[1919 – Heights Natatorium – Houston Heights Association – Photo taken by Hawthorn Ramage, in about 1913, and donated to the Heights Museum Collection by Ms. Verna Topkins]
[1895 map, showing Heights Blvd. on west of park, and Harvard, Cortlandt, Arlington, Columbia, and Oxford Streets intersecting with park from north]
Coombs Park (sometimes called Forest Park) was an amusement park that the Coombs family built around the turn of the last century on land they owned in the Houston Heights, just north of White Oak Bayou. The Coombs house itself was a sprawling mansion on the southern side of the bayou, in an elevated area that became known as “Coombs Terrace”. On the east side of the intersection of Heights Boulevard and 3rd Street (approximately where Heights Boulevard now intersects with the eastbound feeder road for Interstate 10), north of the bayou, E.L. Coombs dug a lake that featured live alligators and trick high-diving. Describing other features of the park, Sister M. Agatha’s History of the Heights states:
Sunday afternoon was the park’s big day. At three o’clock every Sunday, a Mrs. Roaming (significant name) went up in a balloon, with a monkey for a companion. Sometimes the monkey went up alone. The balloon had a basket and when the lady got ready to come down, she pulled a valve and gradually as the gas escaped, the balloon descended. When the monkey went up alone, the valve was fixed so that the gas was gradually leaking before the ascension. There was a track in the park for goat racing, and the children brought their pets, harnessed to various little wagons or traps, and took part in the race for prizes. Mr. Coombs also provided a zoo with all kinds of animals for the special delight of the children. Between his home and the bayou, extending back to Yale Street, he had an ostrich farm and children of the Heights loved to go near the fence to see the birds. These, too, were for the park.

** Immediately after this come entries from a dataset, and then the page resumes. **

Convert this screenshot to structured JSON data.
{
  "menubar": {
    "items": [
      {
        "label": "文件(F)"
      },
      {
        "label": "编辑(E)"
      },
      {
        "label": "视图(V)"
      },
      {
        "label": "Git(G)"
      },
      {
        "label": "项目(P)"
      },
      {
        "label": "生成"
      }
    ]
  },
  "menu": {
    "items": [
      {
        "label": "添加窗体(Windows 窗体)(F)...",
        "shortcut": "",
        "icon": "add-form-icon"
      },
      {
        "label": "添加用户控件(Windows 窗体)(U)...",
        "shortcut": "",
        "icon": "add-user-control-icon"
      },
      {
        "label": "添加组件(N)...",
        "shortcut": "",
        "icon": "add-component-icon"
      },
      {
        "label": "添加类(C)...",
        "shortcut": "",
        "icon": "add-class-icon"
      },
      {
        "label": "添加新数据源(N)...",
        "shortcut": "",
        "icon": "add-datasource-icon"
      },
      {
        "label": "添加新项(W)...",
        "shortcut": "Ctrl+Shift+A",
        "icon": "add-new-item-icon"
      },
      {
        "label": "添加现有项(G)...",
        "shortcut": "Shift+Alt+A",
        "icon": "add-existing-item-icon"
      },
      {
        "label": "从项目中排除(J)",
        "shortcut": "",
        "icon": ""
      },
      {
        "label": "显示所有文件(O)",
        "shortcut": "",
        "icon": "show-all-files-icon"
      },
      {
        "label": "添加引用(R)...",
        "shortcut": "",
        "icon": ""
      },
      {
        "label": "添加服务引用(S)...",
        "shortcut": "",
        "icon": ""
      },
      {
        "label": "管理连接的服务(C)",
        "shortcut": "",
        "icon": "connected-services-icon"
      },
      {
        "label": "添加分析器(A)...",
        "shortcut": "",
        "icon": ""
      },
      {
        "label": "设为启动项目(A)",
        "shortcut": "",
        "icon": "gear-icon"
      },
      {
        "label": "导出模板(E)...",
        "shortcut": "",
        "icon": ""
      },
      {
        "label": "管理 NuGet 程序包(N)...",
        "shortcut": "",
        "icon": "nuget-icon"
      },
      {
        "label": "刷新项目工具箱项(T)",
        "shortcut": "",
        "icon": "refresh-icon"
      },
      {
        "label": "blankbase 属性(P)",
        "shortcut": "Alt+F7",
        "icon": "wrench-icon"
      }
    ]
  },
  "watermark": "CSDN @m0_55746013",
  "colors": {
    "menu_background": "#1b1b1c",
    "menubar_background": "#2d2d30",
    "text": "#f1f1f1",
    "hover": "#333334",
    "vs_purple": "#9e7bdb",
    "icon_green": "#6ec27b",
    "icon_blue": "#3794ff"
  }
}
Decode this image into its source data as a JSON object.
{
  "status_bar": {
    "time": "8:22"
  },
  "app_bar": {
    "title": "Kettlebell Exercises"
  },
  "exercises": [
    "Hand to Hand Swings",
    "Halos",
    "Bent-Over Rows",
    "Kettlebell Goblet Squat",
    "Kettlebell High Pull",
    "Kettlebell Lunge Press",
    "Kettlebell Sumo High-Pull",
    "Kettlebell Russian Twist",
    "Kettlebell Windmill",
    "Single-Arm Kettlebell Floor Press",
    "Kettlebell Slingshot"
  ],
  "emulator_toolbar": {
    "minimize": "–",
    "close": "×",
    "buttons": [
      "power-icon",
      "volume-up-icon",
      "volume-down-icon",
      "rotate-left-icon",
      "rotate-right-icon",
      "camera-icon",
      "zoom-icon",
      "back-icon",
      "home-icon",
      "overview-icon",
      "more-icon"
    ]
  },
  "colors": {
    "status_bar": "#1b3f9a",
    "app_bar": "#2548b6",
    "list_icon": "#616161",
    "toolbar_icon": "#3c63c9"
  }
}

In 1895, on the banks of the bayou at the southern end of Harvard Street, Coombs built a natatorium. Describing an early photograph of the natatorium, Sister Agatha reported: “Coombs built in the flamboyant style of Coney Island’s heyday. The picture shows a pleasure pier, two and a half stories, with dressing rooms for each floor, like galleries around the pool. The impressive building was topped off with one large round tower and two smaller turrets, each waving a flag.” The Galveston Daily News reported on April 12, 1895 that: “Houston’s new natatorium at Coombs park was thrown open to the public today, and in two hours after the opening every bathing suit in the house was out, and the jolly bathers were enjoying the fresh water. The tank has a capacity of 200,000 gallons of water and is 80×40 feet square, having a depth when full of from 4 to 9 feet of water.” The opening coincided with a Knights of Pythias convention at Coombs Park, and the same edition of the Daily News reported that “[t]he large pavilion is handsomely decorated with bunting, flags, and monograms, bidding the Knights of Pythias welcome,” and that many of the Knights had an opportunity to enjoy the “refreshing waters” of the natatorium.

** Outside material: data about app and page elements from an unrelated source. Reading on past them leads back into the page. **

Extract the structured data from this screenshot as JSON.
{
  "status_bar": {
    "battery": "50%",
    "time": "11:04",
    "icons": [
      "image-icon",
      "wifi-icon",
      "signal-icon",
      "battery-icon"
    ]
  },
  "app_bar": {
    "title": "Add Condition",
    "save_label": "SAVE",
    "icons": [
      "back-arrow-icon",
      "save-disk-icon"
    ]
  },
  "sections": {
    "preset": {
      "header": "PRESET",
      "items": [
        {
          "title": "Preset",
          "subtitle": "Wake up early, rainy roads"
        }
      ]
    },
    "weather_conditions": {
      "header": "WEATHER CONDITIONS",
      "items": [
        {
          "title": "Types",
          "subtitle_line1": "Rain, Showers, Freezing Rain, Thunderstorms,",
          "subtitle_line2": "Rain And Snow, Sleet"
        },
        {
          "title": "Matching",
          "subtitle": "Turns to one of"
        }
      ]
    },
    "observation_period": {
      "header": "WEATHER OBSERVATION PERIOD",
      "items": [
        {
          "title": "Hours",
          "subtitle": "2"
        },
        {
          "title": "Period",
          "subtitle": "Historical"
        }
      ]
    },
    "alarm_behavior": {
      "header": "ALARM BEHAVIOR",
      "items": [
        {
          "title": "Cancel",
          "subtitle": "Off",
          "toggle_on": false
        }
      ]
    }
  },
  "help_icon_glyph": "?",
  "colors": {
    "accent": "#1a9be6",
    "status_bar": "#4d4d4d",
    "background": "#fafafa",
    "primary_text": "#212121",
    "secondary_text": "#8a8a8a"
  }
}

When the original natatorium building burned, a smaller structure (pictured above) was built in its place. After E.L. Coombs died, the property on which the natatorium was located changed hands a number of times. The natatorium survived Coombs Park, and was still operating as late as 1942. The natatorium was filled in at some point thereafter, however, and there is now a self-storage facility located on the spot.